Assignment ▸ In the listing, some lines may hold the string "this"; report how many do, as a bare number.

========================

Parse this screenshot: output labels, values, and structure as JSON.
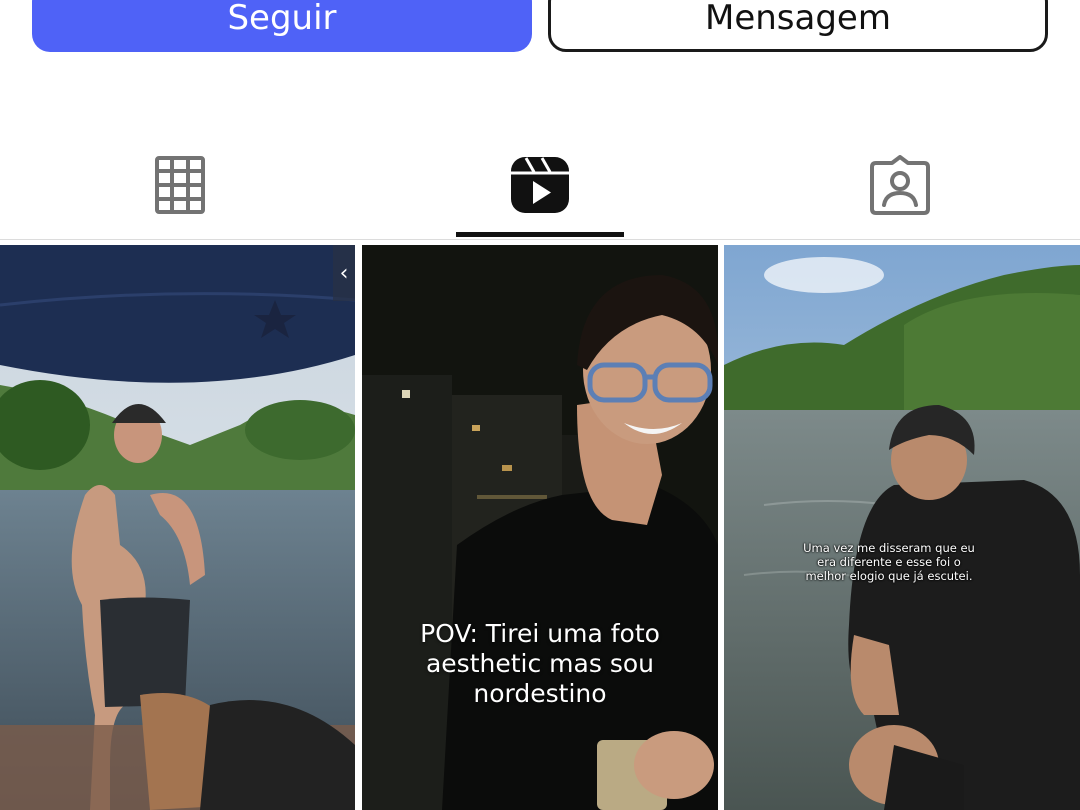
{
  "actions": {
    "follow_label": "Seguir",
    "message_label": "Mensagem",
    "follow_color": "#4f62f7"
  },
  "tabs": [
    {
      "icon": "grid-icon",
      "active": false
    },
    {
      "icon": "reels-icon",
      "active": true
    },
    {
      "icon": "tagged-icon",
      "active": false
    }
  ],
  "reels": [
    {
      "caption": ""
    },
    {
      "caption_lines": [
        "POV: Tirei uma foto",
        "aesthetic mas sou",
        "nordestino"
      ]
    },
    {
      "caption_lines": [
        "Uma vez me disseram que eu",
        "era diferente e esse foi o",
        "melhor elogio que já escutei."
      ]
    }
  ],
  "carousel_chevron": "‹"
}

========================

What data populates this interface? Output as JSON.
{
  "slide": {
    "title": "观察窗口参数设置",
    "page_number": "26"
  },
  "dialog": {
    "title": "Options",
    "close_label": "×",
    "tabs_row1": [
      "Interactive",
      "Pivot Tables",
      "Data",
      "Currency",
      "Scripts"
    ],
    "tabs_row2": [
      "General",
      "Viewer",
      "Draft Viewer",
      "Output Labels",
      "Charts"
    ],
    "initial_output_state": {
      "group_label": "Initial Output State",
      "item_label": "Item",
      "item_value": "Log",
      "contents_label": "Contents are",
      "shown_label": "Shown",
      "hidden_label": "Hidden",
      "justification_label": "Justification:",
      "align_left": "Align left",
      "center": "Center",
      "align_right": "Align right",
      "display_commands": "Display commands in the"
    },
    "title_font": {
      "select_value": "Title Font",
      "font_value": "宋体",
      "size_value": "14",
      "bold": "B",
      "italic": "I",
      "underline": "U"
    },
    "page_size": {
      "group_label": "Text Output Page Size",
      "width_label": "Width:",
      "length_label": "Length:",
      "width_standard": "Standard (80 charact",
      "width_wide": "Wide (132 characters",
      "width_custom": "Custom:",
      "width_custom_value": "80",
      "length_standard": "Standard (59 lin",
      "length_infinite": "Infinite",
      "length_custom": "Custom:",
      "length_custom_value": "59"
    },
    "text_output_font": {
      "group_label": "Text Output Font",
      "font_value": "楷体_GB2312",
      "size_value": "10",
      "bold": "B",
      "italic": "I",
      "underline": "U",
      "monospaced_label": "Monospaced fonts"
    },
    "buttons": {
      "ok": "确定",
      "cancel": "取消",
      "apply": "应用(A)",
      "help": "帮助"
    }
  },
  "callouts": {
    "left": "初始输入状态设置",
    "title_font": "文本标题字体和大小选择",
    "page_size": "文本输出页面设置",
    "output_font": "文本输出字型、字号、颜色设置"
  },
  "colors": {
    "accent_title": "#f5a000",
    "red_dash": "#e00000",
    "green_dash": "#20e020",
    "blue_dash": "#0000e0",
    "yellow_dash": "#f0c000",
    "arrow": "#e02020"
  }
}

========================

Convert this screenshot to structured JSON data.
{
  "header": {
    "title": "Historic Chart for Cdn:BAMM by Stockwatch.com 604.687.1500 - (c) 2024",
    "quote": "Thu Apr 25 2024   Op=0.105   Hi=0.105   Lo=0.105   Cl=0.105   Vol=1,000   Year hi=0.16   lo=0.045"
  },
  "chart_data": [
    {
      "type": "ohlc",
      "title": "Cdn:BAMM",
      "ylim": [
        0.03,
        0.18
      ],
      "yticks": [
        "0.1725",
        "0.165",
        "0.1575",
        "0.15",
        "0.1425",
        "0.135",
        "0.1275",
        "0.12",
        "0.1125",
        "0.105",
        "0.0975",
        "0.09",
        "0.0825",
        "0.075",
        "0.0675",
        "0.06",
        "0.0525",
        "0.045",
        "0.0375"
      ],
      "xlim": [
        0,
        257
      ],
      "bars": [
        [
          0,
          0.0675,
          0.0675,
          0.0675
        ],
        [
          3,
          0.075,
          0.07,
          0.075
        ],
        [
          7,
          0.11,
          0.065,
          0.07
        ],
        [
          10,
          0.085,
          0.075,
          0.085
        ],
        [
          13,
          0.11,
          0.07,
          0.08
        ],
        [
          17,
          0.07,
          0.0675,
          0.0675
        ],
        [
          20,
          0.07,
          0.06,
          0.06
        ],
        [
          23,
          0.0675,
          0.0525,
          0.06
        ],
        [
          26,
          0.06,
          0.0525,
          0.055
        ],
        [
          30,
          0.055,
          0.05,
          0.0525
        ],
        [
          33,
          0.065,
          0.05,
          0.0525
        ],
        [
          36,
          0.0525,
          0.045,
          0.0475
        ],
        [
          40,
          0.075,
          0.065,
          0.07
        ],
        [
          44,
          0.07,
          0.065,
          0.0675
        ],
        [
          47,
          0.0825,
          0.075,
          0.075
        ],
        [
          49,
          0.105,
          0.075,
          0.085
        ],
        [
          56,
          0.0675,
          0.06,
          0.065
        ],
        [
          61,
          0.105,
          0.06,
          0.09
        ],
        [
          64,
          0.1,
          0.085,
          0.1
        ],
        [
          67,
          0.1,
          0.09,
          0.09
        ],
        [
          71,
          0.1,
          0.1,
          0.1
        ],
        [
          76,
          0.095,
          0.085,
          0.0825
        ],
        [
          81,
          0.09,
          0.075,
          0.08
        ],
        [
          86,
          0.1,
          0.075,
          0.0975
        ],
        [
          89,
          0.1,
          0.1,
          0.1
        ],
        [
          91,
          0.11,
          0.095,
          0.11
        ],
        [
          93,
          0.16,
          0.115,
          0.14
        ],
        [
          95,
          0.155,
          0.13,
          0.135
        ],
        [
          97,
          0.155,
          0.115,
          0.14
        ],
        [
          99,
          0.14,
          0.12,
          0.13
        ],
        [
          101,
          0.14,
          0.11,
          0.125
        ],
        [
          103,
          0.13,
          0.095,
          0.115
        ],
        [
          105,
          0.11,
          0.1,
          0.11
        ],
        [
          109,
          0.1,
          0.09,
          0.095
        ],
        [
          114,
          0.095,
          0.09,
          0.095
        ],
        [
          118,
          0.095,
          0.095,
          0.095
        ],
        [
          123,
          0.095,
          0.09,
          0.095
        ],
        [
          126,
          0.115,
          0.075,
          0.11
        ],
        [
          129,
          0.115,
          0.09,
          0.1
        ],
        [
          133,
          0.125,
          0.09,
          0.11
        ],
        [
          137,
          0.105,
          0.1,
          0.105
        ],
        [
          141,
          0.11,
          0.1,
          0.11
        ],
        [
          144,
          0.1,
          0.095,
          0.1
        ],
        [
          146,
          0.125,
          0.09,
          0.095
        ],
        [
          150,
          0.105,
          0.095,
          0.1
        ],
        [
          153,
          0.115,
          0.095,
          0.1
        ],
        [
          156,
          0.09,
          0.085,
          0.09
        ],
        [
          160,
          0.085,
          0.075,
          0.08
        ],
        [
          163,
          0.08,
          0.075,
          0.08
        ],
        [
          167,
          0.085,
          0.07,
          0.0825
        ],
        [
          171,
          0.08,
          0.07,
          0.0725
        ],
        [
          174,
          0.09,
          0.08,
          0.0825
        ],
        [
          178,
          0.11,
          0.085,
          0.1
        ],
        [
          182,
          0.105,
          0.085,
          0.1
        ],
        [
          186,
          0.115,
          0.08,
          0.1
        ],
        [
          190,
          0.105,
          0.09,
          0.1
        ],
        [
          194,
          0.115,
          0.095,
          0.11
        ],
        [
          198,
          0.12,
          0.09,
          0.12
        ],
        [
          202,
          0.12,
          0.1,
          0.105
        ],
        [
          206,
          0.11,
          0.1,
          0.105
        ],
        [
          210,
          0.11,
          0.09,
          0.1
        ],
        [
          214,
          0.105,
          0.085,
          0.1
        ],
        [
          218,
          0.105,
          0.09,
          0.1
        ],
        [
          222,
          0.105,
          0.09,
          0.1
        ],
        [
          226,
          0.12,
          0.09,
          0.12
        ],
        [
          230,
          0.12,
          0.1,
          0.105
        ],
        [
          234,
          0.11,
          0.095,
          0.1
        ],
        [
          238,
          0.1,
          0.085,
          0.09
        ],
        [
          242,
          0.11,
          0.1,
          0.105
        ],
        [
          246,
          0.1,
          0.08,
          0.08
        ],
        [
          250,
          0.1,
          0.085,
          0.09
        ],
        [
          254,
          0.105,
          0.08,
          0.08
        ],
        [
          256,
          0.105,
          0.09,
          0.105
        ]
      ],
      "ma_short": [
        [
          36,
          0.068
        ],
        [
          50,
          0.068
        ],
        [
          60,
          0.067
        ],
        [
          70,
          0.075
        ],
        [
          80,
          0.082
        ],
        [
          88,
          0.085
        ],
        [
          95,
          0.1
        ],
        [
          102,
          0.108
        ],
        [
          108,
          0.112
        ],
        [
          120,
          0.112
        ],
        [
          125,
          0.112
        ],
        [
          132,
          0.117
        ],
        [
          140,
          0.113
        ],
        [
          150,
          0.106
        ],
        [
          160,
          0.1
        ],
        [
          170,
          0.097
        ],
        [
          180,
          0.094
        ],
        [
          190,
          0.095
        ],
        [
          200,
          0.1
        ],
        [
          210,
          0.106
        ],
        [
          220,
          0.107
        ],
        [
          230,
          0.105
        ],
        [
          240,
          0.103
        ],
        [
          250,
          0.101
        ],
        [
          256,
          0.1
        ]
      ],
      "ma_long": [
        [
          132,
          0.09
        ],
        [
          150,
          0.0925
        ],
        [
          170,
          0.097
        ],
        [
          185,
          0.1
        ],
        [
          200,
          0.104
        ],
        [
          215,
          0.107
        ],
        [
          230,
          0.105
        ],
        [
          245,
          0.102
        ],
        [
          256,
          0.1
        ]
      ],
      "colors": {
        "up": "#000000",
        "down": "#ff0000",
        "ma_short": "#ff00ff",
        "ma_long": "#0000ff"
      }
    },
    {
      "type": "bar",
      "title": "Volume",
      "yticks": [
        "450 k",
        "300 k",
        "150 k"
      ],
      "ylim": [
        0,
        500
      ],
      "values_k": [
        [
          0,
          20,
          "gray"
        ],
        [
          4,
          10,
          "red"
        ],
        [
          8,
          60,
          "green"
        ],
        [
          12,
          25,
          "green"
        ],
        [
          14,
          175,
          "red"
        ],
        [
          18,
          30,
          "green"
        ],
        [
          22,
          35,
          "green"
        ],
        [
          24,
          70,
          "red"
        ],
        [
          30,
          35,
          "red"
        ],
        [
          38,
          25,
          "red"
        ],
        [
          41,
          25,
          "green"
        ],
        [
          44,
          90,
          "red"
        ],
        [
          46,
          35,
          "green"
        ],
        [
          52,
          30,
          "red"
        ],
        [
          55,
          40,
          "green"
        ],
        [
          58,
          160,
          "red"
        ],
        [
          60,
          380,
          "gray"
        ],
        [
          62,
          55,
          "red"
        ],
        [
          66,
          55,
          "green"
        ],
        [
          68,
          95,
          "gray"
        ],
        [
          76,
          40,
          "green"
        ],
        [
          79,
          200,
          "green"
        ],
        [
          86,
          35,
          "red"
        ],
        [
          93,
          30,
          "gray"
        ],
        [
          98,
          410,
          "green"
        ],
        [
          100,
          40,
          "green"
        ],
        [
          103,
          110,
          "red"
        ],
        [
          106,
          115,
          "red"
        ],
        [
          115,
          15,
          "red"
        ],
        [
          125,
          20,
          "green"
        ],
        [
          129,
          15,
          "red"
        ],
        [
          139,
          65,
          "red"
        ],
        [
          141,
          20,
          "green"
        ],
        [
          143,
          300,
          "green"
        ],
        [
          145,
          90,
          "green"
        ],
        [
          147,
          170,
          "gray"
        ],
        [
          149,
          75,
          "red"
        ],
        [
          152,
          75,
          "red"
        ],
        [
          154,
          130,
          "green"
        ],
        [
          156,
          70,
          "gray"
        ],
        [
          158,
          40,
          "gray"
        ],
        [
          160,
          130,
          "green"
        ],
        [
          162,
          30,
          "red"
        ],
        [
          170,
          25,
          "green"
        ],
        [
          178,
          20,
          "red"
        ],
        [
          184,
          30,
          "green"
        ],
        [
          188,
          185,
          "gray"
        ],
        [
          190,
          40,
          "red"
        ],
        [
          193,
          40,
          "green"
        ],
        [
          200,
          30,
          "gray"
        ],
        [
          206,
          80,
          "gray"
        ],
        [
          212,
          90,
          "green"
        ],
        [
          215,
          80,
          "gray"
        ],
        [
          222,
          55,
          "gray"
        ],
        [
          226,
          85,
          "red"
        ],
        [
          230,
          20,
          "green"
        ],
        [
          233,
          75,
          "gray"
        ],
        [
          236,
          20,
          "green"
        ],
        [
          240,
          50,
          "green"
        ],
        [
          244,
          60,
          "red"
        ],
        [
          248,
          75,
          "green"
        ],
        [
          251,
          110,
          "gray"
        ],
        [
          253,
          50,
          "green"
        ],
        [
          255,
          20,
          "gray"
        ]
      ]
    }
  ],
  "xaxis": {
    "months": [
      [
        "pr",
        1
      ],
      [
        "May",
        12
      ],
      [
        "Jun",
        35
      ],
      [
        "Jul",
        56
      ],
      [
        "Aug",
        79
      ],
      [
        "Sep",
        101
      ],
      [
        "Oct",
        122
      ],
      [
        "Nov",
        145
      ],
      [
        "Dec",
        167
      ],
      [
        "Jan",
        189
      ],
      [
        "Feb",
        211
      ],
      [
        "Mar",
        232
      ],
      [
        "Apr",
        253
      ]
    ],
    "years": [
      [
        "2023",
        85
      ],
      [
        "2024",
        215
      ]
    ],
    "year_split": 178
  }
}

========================

Result of the exercise ▸ 3